**INSTRUCTIONS FOR THE TASK:** Pictures stay out; everything else in the listing below is to be restated word for word.

**SUPPLIED RECORDS:**
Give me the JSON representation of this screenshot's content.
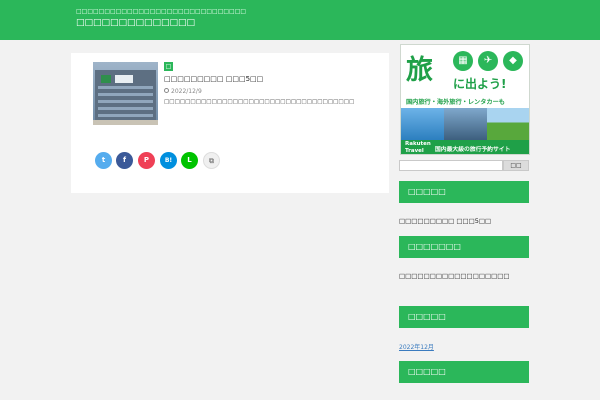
{
  "header": {
    "tagline": "□□□□□□□□□□□□□□□□□□□□□□□□□□□□□□",
    "site_title": "□□□□□□□□□□□□□□"
  },
  "post": {
    "category": "□",
    "title": "□□□□□□□□□ □□□5□□",
    "date": "2022/12/9",
    "excerpt": "□□□□□□□□□□□□□□□□□□□□□□□□□□□□□□□□□□□□"
  },
  "share": {
    "twitter": "t",
    "facebook": "f",
    "pocket": "P",
    "hatena": "B!",
    "line": "L",
    "copy": "⧉"
  },
  "ad": {
    "headline": "旅",
    "headline_rest": "に出よう!",
    "sub": "国内旅行・海外旅行・レンタカーも",
    "brand": "Rakuten Travel",
    "footer": "国内最大級の旅行予約サイト"
  },
  "search": {
    "button": "□□"
  },
  "widgets": {
    "recent_title": "□□□□□",
    "recent_item": "□□□□□□□□□ □□□5□□",
    "comments_title": "□□□□□□□",
    "comments_item": "□□□□□□□□□□□□□□□□□□",
    "archive_title": "□□□□□",
    "archive_item": "2022年12月",
    "category_title": "□□□□□"
  },
  "icons": [
    "building-icon",
    "airplane-icon",
    "car-icon",
    "clock-icon",
    "copy-icon"
  ],
  "colors": {
    "accent": "#2bb75a",
    "background": "#f2f2f2"
  }
}
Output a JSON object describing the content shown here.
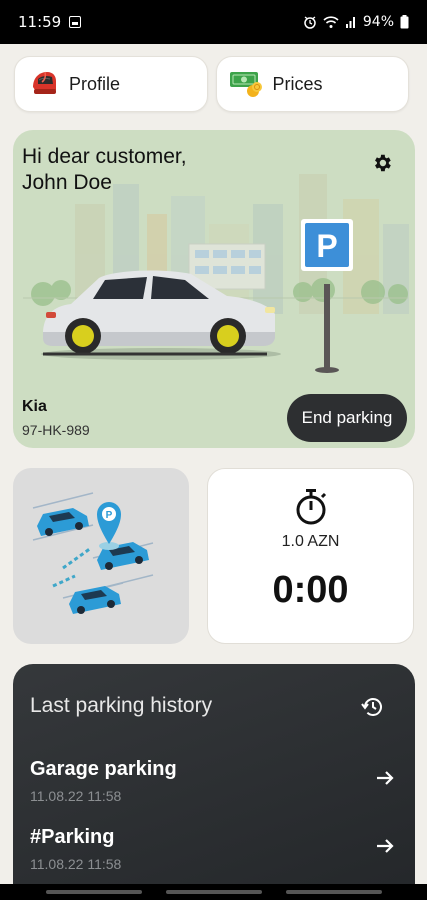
{
  "status_bar": {
    "time": "11:59",
    "battery": "94%"
  },
  "top_buttons": {
    "profile_label": "Profile",
    "prices_label": "Prices"
  },
  "parking_card": {
    "greeting_line1": "Hi dear customer,",
    "greeting_line2": "John Doe",
    "car_make": "Kia",
    "plate": "97-HK-989",
    "end_button": "End parking",
    "sign_letter": "P"
  },
  "timer": {
    "rate": "1.0 AZN",
    "elapsed": "0:00"
  },
  "history": {
    "title": "Last parking history",
    "items": [
      {
        "name": "Garage parking",
        "date": "11.08.22 11:58"
      },
      {
        "name": "#Parking",
        "date": "11.08.22 11:58"
      }
    ]
  },
  "colors": {
    "accent_dark": "#2d2f31",
    "card_green": "#cdddc2",
    "history_bg": "#2a2d30"
  }
}
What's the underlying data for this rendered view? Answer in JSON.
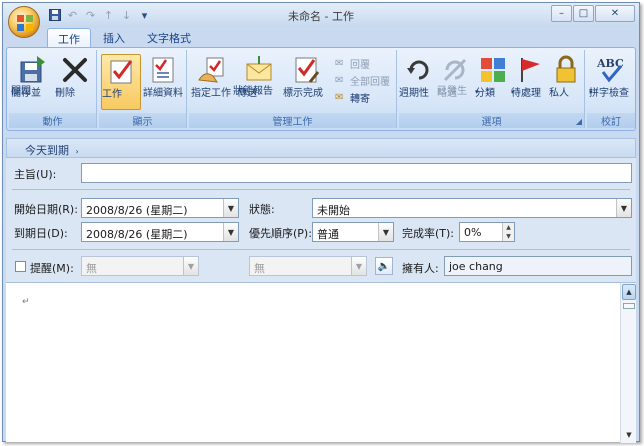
{
  "window": {
    "title": "未命名 - 工作"
  },
  "quick_access": {
    "icons": [
      "save-icon",
      "undo-icon",
      "redo-icon",
      "up-icon",
      "down-icon",
      "customize-icon"
    ]
  },
  "tabs": [
    {
      "label": "工作",
      "active": true
    },
    {
      "label": "插入",
      "active": false
    },
    {
      "label": "文字格式",
      "active": false
    }
  ],
  "ribbon": {
    "groups": {
      "actions": {
        "label": "動作",
        "save_close": [
          "儲存並",
          "關閉"
        ],
        "delete": "刪除"
      },
      "show": {
        "label": "顯示",
        "task": "工作",
        "details": "詳細資料"
      },
      "manage": {
        "label": "管理工作",
        "assign": "指定工作",
        "send_status": [
          "傳送",
          "狀態報告"
        ],
        "mark_complete": "標示完成",
        "reply": "回覆",
        "reply_all": "全部回覆",
        "forward": "轉寄"
      },
      "options": {
        "label": "選項",
        "recurrence": "週期性",
        "skip": [
          "略過",
          "已發生"
        ],
        "categorize": "分類",
        "follow_up": "待處理",
        "private": "私人"
      },
      "proofing": {
        "label": "校訂",
        "spelling": "拼字檢查"
      }
    }
  },
  "due_banner": "今天到期",
  "form": {
    "subject": {
      "label": "主旨(U):",
      "value": ""
    },
    "start_date": {
      "label": "開始日期(R):",
      "value": "2008/8/26 (星期二)"
    },
    "due_date": {
      "label": "到期日(D):",
      "value": "2008/8/26 (星期二)"
    },
    "status": {
      "label": "狀態:",
      "value": "未開始"
    },
    "priority": {
      "label": "優先順序(P):",
      "value": "普通"
    },
    "percent": {
      "label": "完成率(T):",
      "value": "0%"
    },
    "reminder": {
      "label": "提醒(M):",
      "date": "無",
      "time": "無",
      "checked": false
    },
    "owner": {
      "label": "擁有人:",
      "value": "joe chang"
    }
  },
  "body": {
    "paragraph_mark": "↵"
  },
  "colors": {
    "ribbon_bg": "#d9e7f8",
    "accent": "#15428b",
    "selected": "#f8c960"
  }
}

**COMPLETED EXERCISE:**
Give me the JSON representation of this screenshot's content.
{
  "header": {
    "tagline": "□□□□□□□□□□□□□□□□□□□□□□□□□□□□□□",
    "site_title": "□□□□□□□□□□□□□□"
  },
  "post": {
    "category": "□",
    "title": "□□□□□□□□□ □□□5□□",
    "date": "2022/12/9",
    "excerpt": "□□□□□□□□□□□□□□□□□□□□□□□□□□□□□□□□□□□□"
  },
  "share": {
    "twitter": "t",
    "facebook": "f",
    "pocket": "P",
    "hatena": "B!",
    "line": "L",
    "copy": "⧉"
  },
  "ad": {
    "headline": "旅",
    "headline_rest": "に出よう!",
    "sub": "国内旅行・海外旅行・レンタカーも",
    "brand": "Rakuten Travel",
    "footer": "国内最大級の旅行予約サイト"
  },
  "search": {
    "button": "□□"
  },
  "widgets": {
    "recent_title": "□□□□□",
    "recent_item": "□□□□□□□□□ □□□5□□",
    "comments_title": "□□□□□□□",
    "comments_item": "□□□□□□□□□□□□□□□□□□",
    "archive_title": "□□□□□",
    "archive_item": "2022年12月",
    "category_title": "□□□□□"
  },
  "icons": [
    "building-icon",
    "airplane-icon",
    "car-icon",
    "clock-icon",
    "copy-icon"
  ],
  "colors": {
    "accent": "#2bb75a",
    "background": "#f2f2f2"
  }
}
Output a JSON object describing the content shown here.
{
  "status_bar": {
    "time": "11:59",
    "battery": "94%"
  },
  "top_buttons": {
    "profile_label": "Profile",
    "prices_label": "Prices"
  },
  "parking_card": {
    "greeting_line1": "Hi dear customer,",
    "greeting_line2": "John Doe",
    "car_make": "Kia",
    "plate": "97-HK-989",
    "end_button": "End parking",
    "sign_letter": "P"
  },
  "timer": {
    "rate": "1.0 AZN",
    "elapsed": "0:00"
  },
  "history": {
    "title": "Last parking history",
    "items": [
      {
        "name": "Garage parking",
        "date": "11.08.22 11:58"
      },
      {
        "name": "#Parking",
        "date": "11.08.22 11:58"
      }
    ]
  },
  "colors": {
    "accent_dark": "#2d2f31",
    "card_green": "#cdddc2",
    "history_bg": "#2a2d30"
  }
}
What's the underlying data for this rendered view? Answer in JSON.
{
  "window": {
    "title": "未命名 - 工作"
  },
  "quick_access": {
    "icons": [
      "save-icon",
      "undo-icon",
      "redo-icon",
      "up-icon",
      "down-icon",
      "customize-icon"
    ]
  },
  "tabs": [
    {
      "label": "工作",
      "active": true
    },
    {
      "label": "插入",
      "active": false
    },
    {
      "label": "文字格式",
      "active": false
    }
  ],
  "ribbon": {
    "groups": {
      "actions": {
        "label": "動作",
        "save_close": [
          "儲存並",
          "關閉"
        ],
        "delete": "刪除"
      },
      "show": {
        "label": "顯示",
        "task": "工作",
        "details": "詳細資料"
      },
      "manage": {
        "label": "管理工作",
        "assign": "指定工作",
        "send_status": [
          "傳送",
          "狀態報告"
        ],
        "mark_complete": "標示完成",
        "reply": "回覆",
        "reply_all": "全部回覆",
        "forward": "轉寄"
      },
      "options": {
        "label": "選項",
        "recurrence": "週期性",
        "skip": [
          "略過",
          "已發生"
        ],
        "categorize": "分類",
        "follow_up": "待處理",
        "private": "私人"
      },
      "proofing": {
        "label": "校訂",
        "spelling": "拼字檢查"
      }
    }
  },
  "due_banner": "今天到期",
  "form": {
    "subject": {
      "label": "主旨(U):",
      "value": ""
    },
    "start_date": {
      "label": "開始日期(R):",
      "value": "2008/8/26 (星期二)"
    },
    "due_date": {
      "label": "到期日(D):",
      "value": "2008/8/26 (星期二)"
    },
    "status": {
      "label": "狀態:",
      "value": "未開始"
    },
    "priority": {
      "label": "優先順序(P):",
      "value": "普通"
    },
    "percent": {
      "label": "完成率(T):",
      "value": "0%"
    },
    "reminder": {
      "label": "提醒(M):",
      "date": "無",
      "time": "無",
      "checked": false
    },
    "owner": {
      "label": "擁有人:",
      "value": "joe chang"
    }
  },
  "body": {
    "paragraph_mark": "↵"
  },
  "colors": {
    "ribbon_bg": "#d9e7f8",
    "accent": "#15428b",
    "selected": "#f8c960"
  }
}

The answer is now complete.